#### What is expected
Output the entries verbatim, including every line.

===

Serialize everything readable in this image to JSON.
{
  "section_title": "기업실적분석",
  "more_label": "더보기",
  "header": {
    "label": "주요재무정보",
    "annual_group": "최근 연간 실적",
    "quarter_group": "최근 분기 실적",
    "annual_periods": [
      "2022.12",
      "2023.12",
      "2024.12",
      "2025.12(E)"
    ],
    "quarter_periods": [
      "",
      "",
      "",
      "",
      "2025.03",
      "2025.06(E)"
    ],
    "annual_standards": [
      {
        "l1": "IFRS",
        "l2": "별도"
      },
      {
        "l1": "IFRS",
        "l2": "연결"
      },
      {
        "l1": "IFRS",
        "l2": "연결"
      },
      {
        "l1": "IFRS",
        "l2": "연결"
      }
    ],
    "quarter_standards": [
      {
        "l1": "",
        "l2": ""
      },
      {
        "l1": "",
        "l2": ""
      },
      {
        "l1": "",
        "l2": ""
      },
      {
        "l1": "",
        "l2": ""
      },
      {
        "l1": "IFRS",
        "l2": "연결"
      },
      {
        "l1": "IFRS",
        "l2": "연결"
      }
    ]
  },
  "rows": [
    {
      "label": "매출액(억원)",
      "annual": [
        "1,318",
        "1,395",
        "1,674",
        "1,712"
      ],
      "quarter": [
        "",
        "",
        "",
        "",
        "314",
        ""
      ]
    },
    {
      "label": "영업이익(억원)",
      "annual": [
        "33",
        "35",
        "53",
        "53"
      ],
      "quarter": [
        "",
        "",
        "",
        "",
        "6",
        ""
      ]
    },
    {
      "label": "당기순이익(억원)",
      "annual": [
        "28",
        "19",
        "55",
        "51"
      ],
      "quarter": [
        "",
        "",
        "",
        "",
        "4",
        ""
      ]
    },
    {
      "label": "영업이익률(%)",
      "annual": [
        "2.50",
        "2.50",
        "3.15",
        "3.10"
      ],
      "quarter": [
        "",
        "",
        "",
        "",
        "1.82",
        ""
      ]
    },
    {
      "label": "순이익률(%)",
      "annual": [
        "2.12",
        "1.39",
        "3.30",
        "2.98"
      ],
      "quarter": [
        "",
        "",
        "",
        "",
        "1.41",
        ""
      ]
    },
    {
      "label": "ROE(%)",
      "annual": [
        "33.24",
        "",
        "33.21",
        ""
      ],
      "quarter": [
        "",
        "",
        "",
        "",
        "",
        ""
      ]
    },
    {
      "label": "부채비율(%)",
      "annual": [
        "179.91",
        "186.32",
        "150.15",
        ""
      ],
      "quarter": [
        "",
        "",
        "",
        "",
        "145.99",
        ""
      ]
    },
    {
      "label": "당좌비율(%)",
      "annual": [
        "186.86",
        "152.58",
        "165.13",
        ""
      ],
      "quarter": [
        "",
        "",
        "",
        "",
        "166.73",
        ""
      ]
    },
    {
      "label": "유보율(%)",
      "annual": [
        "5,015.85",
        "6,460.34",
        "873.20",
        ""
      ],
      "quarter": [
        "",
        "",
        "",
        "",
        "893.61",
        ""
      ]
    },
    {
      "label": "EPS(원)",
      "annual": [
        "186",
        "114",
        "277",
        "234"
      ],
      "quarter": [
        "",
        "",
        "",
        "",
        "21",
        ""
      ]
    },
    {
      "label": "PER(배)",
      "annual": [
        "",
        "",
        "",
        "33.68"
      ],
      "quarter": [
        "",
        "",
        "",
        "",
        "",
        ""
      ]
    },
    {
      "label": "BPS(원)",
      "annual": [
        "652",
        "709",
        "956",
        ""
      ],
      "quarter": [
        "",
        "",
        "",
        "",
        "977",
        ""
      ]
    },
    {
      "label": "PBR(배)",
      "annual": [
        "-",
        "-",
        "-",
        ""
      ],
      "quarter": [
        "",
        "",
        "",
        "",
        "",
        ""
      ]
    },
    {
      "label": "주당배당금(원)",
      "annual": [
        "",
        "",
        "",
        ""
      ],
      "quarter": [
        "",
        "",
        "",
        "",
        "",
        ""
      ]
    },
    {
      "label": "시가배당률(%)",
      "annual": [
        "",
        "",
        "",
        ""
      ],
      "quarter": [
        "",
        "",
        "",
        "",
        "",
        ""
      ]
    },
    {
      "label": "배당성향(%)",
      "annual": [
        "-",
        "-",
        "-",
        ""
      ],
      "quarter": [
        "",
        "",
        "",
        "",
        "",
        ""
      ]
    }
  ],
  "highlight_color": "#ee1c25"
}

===

#### Answer to the problem
Serialize everything readable in this image to JSON.
{
  "section_title": "기업실적분석",
  "more_label": "더보기",
  "header": {
    "label": "주요재무정보",
    "annual_group": "최근 연간 실적",
    "quarter_group": "최근 분기 실적",
    "annual_periods": [
      "2022.12",
      "2023.12",
      "2024.12",
      "2025.12(E)"
    ],
    "quarter_periods": [
      "",
      "",
      "",
      "",
      "2025.03",
      "2025.06(E)"
    ],
    "annual_standards": [
      {
        "l1": "IFRS",
        "l2": "별도"
      },
      {
        "l1": "IFRS",
        "l2": "연결"
      },
      {
        "l1": "IFRS",
        "l2": "연결"
      },
      {
        "l1": "IFRS",
        "l2": "연결"
      }
    ],
    "quarter_standards": [
      {
        "l1": "",
        "l2": ""
      },
      {
        "l1": "",
        "l2": ""
      },
      {
        "l1": "",
        "l2": ""
      },
      {
        "l1": "",
        "l2": ""
      },
      {
        "l1": "IFRS",
        "l2": "연결"
      },
      {
        "l1": "IFRS",
        "l2": "연결"
      }
    ]
  },
  "rows": [
    {
      "label": "매출액(억원)",
      "annual": [
        "1,318",
        "1,395",
        "1,674",
        "1,712"
      ],
      "quarter": [
        "",
        "",
        "",
        "",
        "314",
        ""
      ]
    },
    {
      "label": "영업이익(억원)",
      "annual": [
        "33",
        "35",
        "53",
        "53"
      ],
      "quarter": [
        "",
        "",
        "",
        "",
        "6",
        ""
      ]
    },
    {
      "label": "당기순이익(억원)",
      "annual": [
        "28",
        "19",
        "55",
        "51"
      ],
      "quarter": [
        "",
        "",
        "",
        "",
        "4",
        ""
      ]
    },
    {
      "label": "영업이익률(%)",
      "annual": [
        "2.50",
        "2.50",
        "3.15",
        "3.10"
      ],
      "quarter": [
        "",
        "",
        "",
        "",
        "1.82",
        ""
      ]
    },
    {
      "label": "순이익률(%)",
      "annual": [
        "2.12",
        "1.39",
        "3.30",
        "2.98"
      ],
      "quarter": [
        "",
        "",
        "",
        "",
        "1.41",
        ""
      ]
    },
    {
      "label": "ROE(%)",
      "annual": [
        "33.24",
        "",
        "33.21",
        ""
      ],
      "quarter": [
        "",
        "",
        "",
        "",
        "",
        ""
      ]
    },
    {
      "label": "부채비율(%)",
      "annual": [
        "179.91",
        "186.32",
        "150.15",
        ""
      ],
      "quarter": [
        "",
        "",
        "",
        "",
        "145.99",
        ""
      ]
    },
    {
      "label": "당좌비율(%)",
      "annual": [
        "186.86",
        "152.58",
        "165.13",
        ""
      ],
      "quarter": [
        "",
        "",
        "",
        "",
        "166.73",
        ""
      ]
    },
    {
      "label": "유보율(%)",
      "annual": [
        "5,015.85",
        "6,460.34",
        "873.20",
        ""
      ],
      "quarter": [
        "",
        "",
        "",
        "",
        "893.61",
        ""
      ]
    },
    {
      "label": "EPS(원)",
      "annual": [
        "186",
        "114",
        "277",
        "234"
      ],
      "quarter": [
        "",
        "",
        "",
        "",
        "21",
        ""
      ]
    },
    {
      "label": "PER(배)",
      "annual": [
        "",
        "",
        "",
        "33.68"
      ],
      "quarter": [
        "",
        "",
        "",
        "",
        "",
        ""
      ]
    },
    {
      "label": "BPS(원)",
      "annual": [
        "652",
        "709",
        "956",
        ""
      ],
      "quarter": [
        "",
        "",
        "",
        "",
        "977",
        ""
      ]
    },
    {
      "label": "PBR(배)",
      "annual": [
        "-",
        "-",
        "-",
        ""
      ],
      "quarter": [
        "",
        "",
        "",
        "",
        "",
        ""
      ]
    },
    {
      "label": "주당배당금(원)",
      "annual": [
        "",
        "",
        "",
        ""
      ],
      "quarter": [
        "",
        "",
        "",
        "",
        "",
        ""
      ]
    },
    {
      "label": "시가배당률(%)",
      "annual": [
        "",
        "",
        "",
        ""
      ],
      "quarter": [
        "",
        "",
        "",
        "",
        "",
        ""
      ]
    },
    {
      "label": "배당성향(%)",
      "annual": [
        "-",
        "-",
        "-",
        ""
      ],
      "quarter": [
        "",
        "",
        "",
        "",
        "",
        ""
      ]
    }
  ],
  "highlight_color": "#ee1c25"
}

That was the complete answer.